Rumors had been going around for months, but Edward Weston, Western Regional director of Actors' Equity, has now officially confirmed that he will retire from his post at the actors' union on Sept. 1, 1990--one week after his 65th birthday.
"It would be foolish to deny it," said Weston, who played a controversial and contradictory role in what became known last year as the "Equity Waiver Wars."
Weston, who was the chief designer of the 1972 Equity Waiver Plan (whereby the union waived certain rules, though not its jurisdiction, in theaters of fewer than 100 seats, thus freeing actors to perform and to produce themselves in small venues) became one of the plan's chief opponents 16 years later, after he became convinced that it was being abused.
A modification of the Waiver, proposed by the union's Western Advisory Board and voted in by the Los Angeles membership, resulted last year in a lengthy and bitter dispute between Equity and local small theater operators (many of whom were also Equity members) who wanted the vote rescinded.
Allegations of improprieties, predictions of doom and gloom, and a lawsuit eventually resulted in a mutually acceptable modified plan.
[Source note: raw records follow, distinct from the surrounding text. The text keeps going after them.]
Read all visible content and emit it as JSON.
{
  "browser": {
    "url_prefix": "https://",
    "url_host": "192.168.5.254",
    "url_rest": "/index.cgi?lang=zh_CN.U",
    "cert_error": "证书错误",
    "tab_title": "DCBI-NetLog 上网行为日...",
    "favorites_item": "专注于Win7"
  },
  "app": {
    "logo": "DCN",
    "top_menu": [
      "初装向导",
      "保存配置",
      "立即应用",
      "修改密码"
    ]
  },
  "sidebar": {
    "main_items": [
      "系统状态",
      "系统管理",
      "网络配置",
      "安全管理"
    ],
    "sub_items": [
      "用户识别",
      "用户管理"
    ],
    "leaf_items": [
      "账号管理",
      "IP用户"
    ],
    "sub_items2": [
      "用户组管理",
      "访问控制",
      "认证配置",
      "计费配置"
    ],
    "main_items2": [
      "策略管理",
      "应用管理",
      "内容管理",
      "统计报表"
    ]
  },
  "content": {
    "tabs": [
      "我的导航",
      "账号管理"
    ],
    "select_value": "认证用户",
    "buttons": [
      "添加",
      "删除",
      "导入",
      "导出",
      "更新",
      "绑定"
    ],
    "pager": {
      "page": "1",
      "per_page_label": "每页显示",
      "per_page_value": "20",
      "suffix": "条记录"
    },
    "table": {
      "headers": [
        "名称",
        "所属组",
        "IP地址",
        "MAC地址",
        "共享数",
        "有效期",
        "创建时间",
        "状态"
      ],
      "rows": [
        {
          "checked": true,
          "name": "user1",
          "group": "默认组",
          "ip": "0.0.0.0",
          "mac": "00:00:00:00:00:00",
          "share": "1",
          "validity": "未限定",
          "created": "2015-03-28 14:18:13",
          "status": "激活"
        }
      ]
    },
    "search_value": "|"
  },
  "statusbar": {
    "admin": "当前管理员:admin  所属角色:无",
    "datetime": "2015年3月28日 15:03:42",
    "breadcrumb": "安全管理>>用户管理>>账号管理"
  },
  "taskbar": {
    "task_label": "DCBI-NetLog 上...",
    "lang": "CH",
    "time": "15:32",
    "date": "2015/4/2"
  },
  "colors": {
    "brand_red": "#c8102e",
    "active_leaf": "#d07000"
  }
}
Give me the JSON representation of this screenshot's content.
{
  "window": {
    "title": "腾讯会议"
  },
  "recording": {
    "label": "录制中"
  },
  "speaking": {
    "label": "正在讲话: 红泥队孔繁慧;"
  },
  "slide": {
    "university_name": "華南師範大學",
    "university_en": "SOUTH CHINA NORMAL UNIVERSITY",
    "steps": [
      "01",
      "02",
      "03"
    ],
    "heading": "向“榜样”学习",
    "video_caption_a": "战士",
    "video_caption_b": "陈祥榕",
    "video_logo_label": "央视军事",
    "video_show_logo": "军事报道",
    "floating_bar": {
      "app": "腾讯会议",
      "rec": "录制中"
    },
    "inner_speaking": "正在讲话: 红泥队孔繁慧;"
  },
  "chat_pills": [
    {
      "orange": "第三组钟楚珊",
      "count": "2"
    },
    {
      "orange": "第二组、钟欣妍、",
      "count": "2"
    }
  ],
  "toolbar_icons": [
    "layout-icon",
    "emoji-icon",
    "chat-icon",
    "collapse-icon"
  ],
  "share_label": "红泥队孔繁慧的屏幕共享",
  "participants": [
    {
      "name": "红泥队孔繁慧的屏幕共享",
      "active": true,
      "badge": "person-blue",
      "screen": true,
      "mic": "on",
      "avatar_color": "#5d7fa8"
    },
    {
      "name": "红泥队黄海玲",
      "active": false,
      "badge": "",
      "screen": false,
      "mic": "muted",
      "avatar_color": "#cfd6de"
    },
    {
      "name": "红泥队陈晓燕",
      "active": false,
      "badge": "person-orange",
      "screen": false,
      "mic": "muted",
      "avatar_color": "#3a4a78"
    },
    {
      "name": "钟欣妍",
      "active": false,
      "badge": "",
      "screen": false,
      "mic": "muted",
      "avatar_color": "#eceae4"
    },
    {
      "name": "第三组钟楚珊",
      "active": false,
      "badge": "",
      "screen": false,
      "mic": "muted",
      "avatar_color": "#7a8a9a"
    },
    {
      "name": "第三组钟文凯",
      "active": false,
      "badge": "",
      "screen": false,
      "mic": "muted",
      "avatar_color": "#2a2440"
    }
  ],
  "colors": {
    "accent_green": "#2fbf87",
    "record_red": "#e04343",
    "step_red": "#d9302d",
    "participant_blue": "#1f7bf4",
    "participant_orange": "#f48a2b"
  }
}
But Weston took a lot of personal abuse from unhappy Waiverites during the year-long struggle. He acknowledged Wednesday that the badgering had influenced a decision he had begun to make a year and a half ago.
"W. C. Fields said, 'It was a woman who drove me to drink and I never wrote to thank her.' If the Waiver people did hasten my decision," Weston said, "I'd like to thank them now.
"We had predicted there would be no problem (implementing the new plan) and there isn't," he continued. "I wish it could all be put into proper perspective. It's the least thing we do in the (Western) office, but the enormous emphasis on the Waiver has been disruptive and has distorted everything else we do. We cover 14 Western states."
Weston who is 64 today has held his current post for 23 years. Asked if he had any interest in using his final year in office to try to enlist the entertainment industry in helping to fund live theater, Weston said: "We're still trying to get the film and television industries to contribute money to our people with AIDS. They refuse to acknowledge that there is a problem. Why would we get them to acknowledge anything else?"
On a personal level, Weston hopes to lead a less structured life after retirement, he said. "I hope to travel at a more leisurely pace; I love to read books that have nothing to do with theater; I might even go back to school to learn French and history; I hope to continue teaching (he teaches a graduate class in arts administration at UCLA). It's stimulating and rewarding to work with bright young minds. It gives me a great deal of hope. It's also nice to be Professor Weston," he quipped.
And he mentioned the de rigueur item for any self-respecting Hollywood resident: "I have an idea I'd like to peddle to a movie producer. As it is now, I don't have the time. You know the lyrics from 'On the Town,' " said this former Broadway hoofer. " 'Where has all the time gone?/ Haven't done half the things I want to do' . . .
"Mind you, I still love Equity," he said. "It's been my life for almost 40 years--40 next year. There's been no fight. No explosion. Just a decision to make a change. I still think Equity is an organization that's underestimated by its membership. Theater is a cottage industry and Equity a cottage union, but I like it that way.
"What I don't want to deal with any more is hostility, especially the kind that was so prevalent in L.A. during the last few years. I got tired of dealing with people with little minds and big mouths. I'm not going to identify who these people are, but if the mouth fits. . . ."
Asked who his successor might be, Weston said that the decision would be up to the union's governing council in New York, adding, "Certainly I think that George Ives (the Western office's senior business representative) is uniquely qualified for the job."
(Alan Eisenberg, Equity's executive secretary stated Wednesday that he hopes to announce a replacement by the end of the year.)
SPACE ANYONE?: The Mark Taper Forum's search for a third theater continues. "We've been looking diligently for a space that would accommodate a 250- to 300-seat theater--ideally flexible staging," said artistic director Gordon Davidson. "Existing spaces are not really right. I'd like to find a raw space--an empty supermarket, a garage or a warehouse. It's costly to convert, but I believe we'll come up with something some day."
The new space eventually would house the activities of Taper, Too and the Taper's Improvisational Theatre Project (its children's theater arm). The current Taper, Too space, Davidson said, would revert to being the Taper Lab, one of its earlier incarnations.